● Work required
Scan the entries below and tally the lines that include "image". Return nothing but the tally.

● Records for the task

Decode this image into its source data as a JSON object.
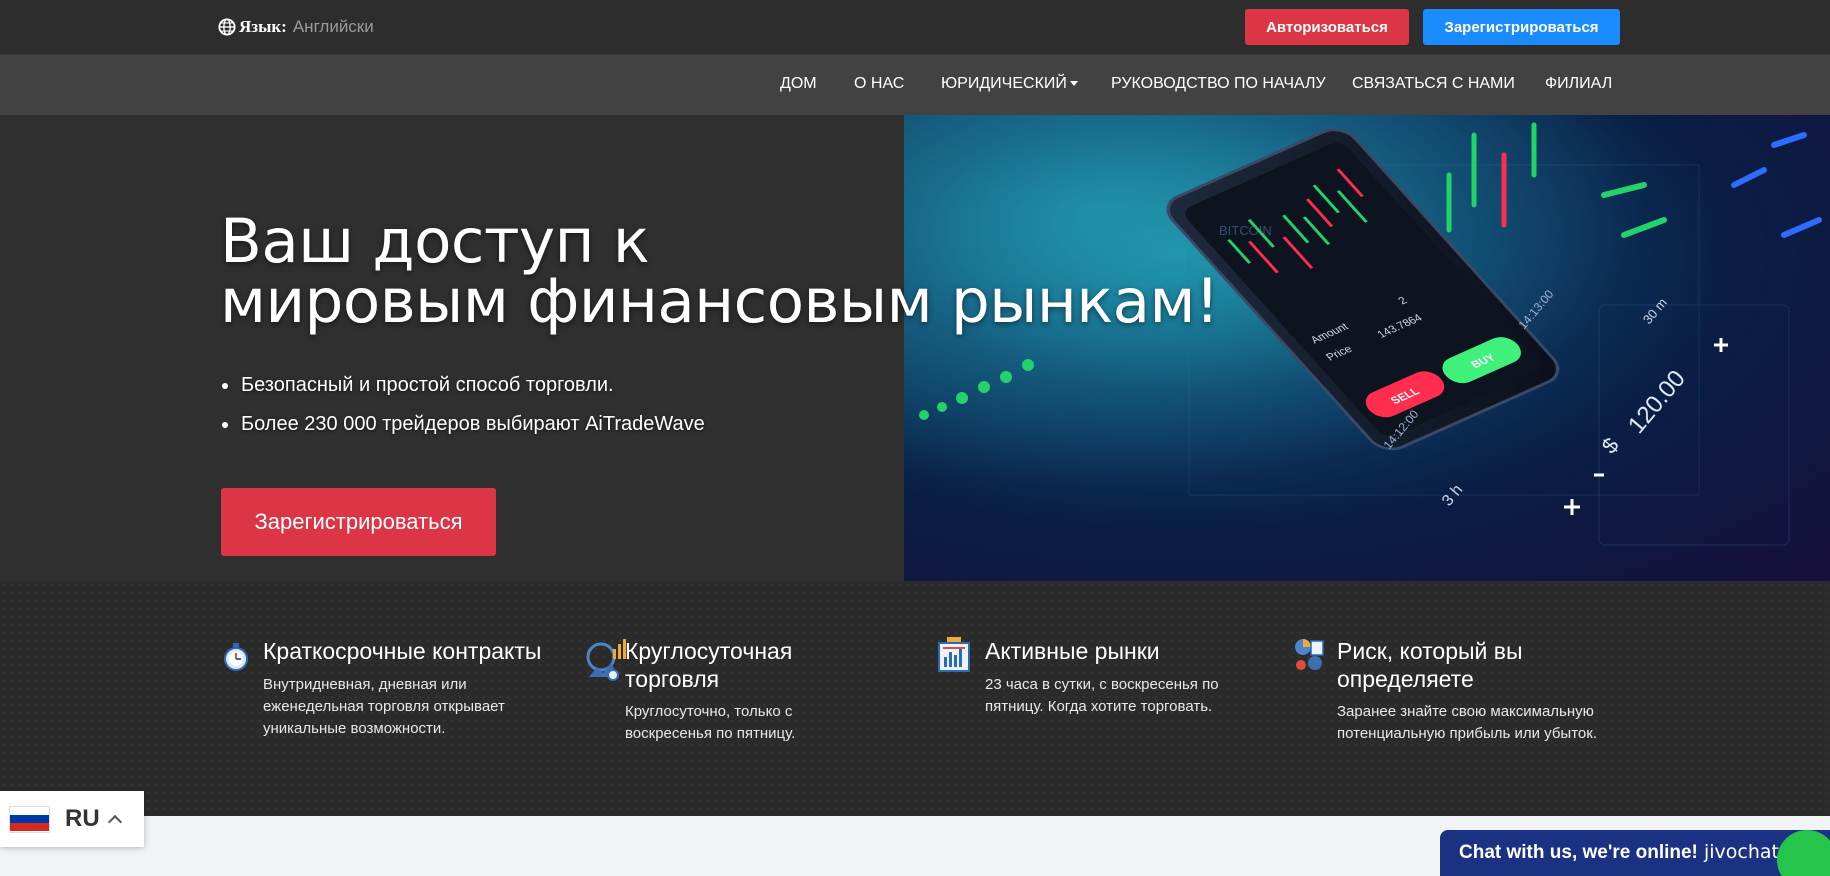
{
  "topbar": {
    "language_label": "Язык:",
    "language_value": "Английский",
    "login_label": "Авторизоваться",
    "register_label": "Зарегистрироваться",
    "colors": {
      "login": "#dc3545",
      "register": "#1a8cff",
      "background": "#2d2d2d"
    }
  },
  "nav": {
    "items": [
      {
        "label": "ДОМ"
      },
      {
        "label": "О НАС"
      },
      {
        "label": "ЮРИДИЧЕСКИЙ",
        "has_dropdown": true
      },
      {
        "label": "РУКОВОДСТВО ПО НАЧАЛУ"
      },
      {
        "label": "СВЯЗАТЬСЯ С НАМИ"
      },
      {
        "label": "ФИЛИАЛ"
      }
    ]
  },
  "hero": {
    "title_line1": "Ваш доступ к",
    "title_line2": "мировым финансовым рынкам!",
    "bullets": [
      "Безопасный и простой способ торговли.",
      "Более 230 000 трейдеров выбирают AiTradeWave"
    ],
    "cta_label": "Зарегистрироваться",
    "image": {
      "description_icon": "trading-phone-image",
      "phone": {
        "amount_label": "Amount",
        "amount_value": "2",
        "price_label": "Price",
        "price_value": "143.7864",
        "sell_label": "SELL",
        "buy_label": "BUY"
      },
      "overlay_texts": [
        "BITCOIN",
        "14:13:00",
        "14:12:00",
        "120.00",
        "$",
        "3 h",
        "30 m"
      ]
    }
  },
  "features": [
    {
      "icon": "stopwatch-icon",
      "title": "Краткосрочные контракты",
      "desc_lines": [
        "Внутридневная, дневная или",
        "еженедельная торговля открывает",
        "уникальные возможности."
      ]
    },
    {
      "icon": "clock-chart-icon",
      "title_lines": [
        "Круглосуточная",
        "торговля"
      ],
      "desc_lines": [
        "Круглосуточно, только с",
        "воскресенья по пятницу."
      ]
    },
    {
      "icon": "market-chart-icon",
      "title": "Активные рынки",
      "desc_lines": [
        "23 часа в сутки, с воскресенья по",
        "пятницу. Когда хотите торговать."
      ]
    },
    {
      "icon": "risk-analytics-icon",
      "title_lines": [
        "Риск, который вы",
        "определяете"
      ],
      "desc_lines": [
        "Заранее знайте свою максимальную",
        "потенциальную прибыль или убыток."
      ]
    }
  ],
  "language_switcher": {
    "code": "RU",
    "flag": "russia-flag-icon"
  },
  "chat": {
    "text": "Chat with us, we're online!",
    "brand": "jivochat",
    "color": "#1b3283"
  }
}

● Response area
3